SHOW Inc., the Shelbyville-based horse industry organization, filed the lawsuit in the Northern District of Texas in Fort Worth, claiming that the new rules violate the constitutional right of trainers and owners to due process under the law. …

“Reformers within the walking show horse industry are committed to self-regulation as demonstrated by recent efforts but the USDA’s regulations are not only unconstitutional, they unfairly punish those most aggressively working to clean up the industry,” SHOW President Stephen Mullins said in a statement.

Report by Duane W Gang at The Tennessean.

Whole Heap of Little Horse Links

Spotted by Helen Maguire at the UCCA contemporary art gallery in Beijing

If Wishes Were Horses: Diminutive Dianas

Here’s some Pathé footage of the International Horse Show at Olympia in 1920 (spot the hydrangeas and the standard lamp shades!), the King’s Gold Cup in 1921,  opening day in 1922 (plus side-saddle) and a little showjumping. You can just make out the backdrop of Lowther Castle in this film from 1923.

And this – now, how I wish I’d found this when I was writing the book! – this is a special clip of women, girls and their horses at Olympia in 1930. “Motorcars have not driven from Eve her love for a four-footed friend.” Quite right! And my goodness, the elegance of those top-hatted ladies riding side-saddle (there’s even an arena-level shot), the smart pony carriages and the girls in their felt hats. Towards the end of the film they all don costumes from the 1860s and climb onto stage coaches. Magic.

Karen Krizanovich alerted me to this site which features a “midget handsome cab” at Olympia in the 1920s: pony up front, little girl riding inside and boy playing cabbie.

World Horse Welfare have some biographical details about their founder, Ada Cole, here, while the horse home named for her is now managed by Redwings. Dorothy Brooke is celebrated by the aid organisation she launched to save old British war horses in Cairo; the Brooke has now evolved into an international charity which uses direct aid and education to improve the working lives of the donkeys, horses and mules that sustain the economy of the developing world. There’s nothing sentimental about the fact that the health of these animals can make a critical difference to the welfare of the families that own them.  I can’t endorse them strongly enough!

This post relates to a chapter of the book If Wishes Were Horses: A Memoir of an Equine Obsession. If you have any questions to ask about the content, please fire away in the comments. The main online index for the book is here.

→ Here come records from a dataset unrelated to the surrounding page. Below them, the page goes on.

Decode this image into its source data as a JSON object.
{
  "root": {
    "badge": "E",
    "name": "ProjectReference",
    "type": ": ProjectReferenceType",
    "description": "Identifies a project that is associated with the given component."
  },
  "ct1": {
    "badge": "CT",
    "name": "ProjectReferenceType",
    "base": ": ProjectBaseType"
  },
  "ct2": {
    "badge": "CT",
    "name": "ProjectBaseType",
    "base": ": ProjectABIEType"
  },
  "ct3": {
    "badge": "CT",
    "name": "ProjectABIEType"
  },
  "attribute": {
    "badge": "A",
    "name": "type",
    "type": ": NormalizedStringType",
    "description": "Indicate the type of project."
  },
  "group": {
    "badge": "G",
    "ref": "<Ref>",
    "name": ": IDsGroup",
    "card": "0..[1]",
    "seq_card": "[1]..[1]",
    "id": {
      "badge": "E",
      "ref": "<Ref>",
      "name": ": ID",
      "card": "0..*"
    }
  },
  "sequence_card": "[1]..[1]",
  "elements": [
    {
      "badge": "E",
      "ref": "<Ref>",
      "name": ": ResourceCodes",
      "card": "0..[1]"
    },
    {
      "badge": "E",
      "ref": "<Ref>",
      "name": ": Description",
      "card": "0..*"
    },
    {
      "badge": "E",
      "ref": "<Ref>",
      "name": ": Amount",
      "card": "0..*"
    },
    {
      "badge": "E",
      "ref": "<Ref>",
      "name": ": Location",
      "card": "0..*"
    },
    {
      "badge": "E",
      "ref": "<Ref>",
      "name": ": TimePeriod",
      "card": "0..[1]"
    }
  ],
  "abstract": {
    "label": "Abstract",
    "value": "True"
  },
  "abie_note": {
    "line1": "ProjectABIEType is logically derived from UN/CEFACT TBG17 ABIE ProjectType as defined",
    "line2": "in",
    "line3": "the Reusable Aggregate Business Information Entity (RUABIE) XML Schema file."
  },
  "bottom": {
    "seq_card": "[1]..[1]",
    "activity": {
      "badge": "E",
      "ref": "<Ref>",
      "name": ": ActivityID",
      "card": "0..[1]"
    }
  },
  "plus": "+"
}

Arabs at Aachen

Scenes from the All Nations Cup arab horse show at Aachen, 2011. The man in the straw hat who interposes himself between a horse and a handler is Sven Svensson, the ring master during the class.

This show was organised under the auspices of the European Conference of Arab Horse Organizations, whose regulations on showing include the following prohibitions:

33. Excessive whipping or shanking [jerking violently at the horse’s mouth], excessive stimulation by noise or intimidation, excessive circling
of the horse, use of electric shock devices or infliction of pain by any means is forbidden in all parts of the showground or stable areas, at all times.
34. The above offences are punishable by issue of a Yellow/Red card”

The ECAHO website contact page is here. Thank you to HHO for drawing attention to this. Apparently some form of hearing is now underway.


EDITED TO ADD: very interesting response here from the ECAHO!

Little Red Riding Hood

Bless. The Guardian has published a selection of photographer Gary Carlton’s images of Yorkshire county shows, including this “wolf”, ridden by Red Riding Hood. If you enjoy the spectacle of the pony fancy dress party, please spend a little time on Jane Badger’s blog, because here, here, here and here you can find some truly wonderful examples from the 1950s. It’s hard to top Humpty Dumpty and the wall, but the Abominable Snow Pony is ambitious, as is the woolly mammoth and accompanying cave children, while Mrs J Beaton’s Zulu warrior is, er, quaintly unselfconscious.